Dataset rows describing interfaces:
■ ■ ■ ■ ■
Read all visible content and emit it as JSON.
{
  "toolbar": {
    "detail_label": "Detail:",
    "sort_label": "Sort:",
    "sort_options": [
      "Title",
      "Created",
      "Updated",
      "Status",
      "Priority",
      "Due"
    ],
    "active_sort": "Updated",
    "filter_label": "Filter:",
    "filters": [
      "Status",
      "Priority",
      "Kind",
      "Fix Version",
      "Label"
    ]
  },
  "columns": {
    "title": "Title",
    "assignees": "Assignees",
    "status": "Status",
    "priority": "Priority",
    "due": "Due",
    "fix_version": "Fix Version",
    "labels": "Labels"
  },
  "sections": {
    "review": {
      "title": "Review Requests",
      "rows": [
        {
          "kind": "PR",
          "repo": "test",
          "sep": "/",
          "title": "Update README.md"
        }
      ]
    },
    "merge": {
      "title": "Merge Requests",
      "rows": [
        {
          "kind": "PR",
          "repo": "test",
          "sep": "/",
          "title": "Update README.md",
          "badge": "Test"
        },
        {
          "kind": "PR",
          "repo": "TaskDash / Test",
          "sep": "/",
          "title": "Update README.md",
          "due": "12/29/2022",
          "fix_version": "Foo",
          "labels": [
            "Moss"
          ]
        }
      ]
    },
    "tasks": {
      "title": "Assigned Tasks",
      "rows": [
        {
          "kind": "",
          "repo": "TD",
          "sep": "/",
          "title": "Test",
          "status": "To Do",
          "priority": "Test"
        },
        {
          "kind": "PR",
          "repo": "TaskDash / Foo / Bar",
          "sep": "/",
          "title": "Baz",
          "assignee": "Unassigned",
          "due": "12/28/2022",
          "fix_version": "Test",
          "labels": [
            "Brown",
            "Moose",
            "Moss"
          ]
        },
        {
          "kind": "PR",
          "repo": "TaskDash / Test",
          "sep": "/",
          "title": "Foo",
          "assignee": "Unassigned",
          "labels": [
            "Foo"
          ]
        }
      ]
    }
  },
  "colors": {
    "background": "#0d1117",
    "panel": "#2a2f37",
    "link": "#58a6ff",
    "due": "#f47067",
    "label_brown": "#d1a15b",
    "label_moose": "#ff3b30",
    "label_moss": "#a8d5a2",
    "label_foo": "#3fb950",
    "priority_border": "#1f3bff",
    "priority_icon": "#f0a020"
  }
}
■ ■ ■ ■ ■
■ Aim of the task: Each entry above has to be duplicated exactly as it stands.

■ Solution:
Read all visible content and emit it as JSON.
{
  "toolbar": {
    "detail_label": "Detail:",
    "sort_label": "Sort:",
    "sort_options": [
      "Title",
      "Created",
      "Updated",
      "Status",
      "Priority",
      "Due"
    ],
    "active_sort": "Updated",
    "filter_label": "Filter:",
    "filters": [
      "Status",
      "Priority",
      "Kind",
      "Fix Version",
      "Label"
    ]
  },
  "columns": {
    "title": "Title",
    "assignees": "Assignees",
    "status": "Status",
    "priority": "Priority",
    "due": "Due",
    "fix_version": "Fix Version",
    "labels": "Labels"
  },
  "sections": {
    "review": {
      "title": "Review Requests",
      "rows": [
        {
          "kind": "PR",
          "repo": "test",
          "sep": "/",
          "title": "Update README.md"
        }
      ]
    },
    "merge": {
      "title": "Merge Requests",
      "rows": [
        {
          "kind": "PR",
          "repo": "test",
          "sep": "/",
          "title": "Update README.md",
          "badge": "Test"
        },
        {
          "kind": "PR",
          "repo": "TaskDash / Test",
          "sep": "/",
          "title": "Update README.md",
          "due": "12/29/2022",
          "fix_version": "Foo",
          "labels": [
            "Moss"
          ]
        }
      ]
    },
    "tasks": {
      "title": "Assigned Tasks",
      "rows": [
        {
          "kind": "",
          "repo": "TD",
          "sep": "/",
          "title": "Test",
          "status": "To Do",
          "priority": "Test"
        },
        {
          "kind": "PR",
          "repo": "TaskDash / Foo / Bar",
          "sep": "/",
          "title": "Baz",
          "assignee": "Unassigned",
          "due": "12/28/2022",
          "fix_version": "Test",
          "labels": [
            "Brown",
            "Moose",
            "Moss"
          ]
        },
        {
          "kind": "PR",
          "repo": "TaskDash / Test",
          "sep": "/",
          "title": "Foo",
          "assignee": "Unassigned",
          "labels": [
            "Foo"
          ]
        }
      ]
    }
  },
  "colors": {
    "background": "#0d1117",
    "panel": "#2a2f37",
    "link": "#58a6ff",
    "due": "#f47067",
    "label_brown": "#d1a15b",
    "label_moose": "#ff3b30",
    "label_moss": "#a8d5a2",
    "label_foo": "#3fb950",
    "priority_border": "#1f3bff",
    "priority_icon": "#f0a020"
  }
}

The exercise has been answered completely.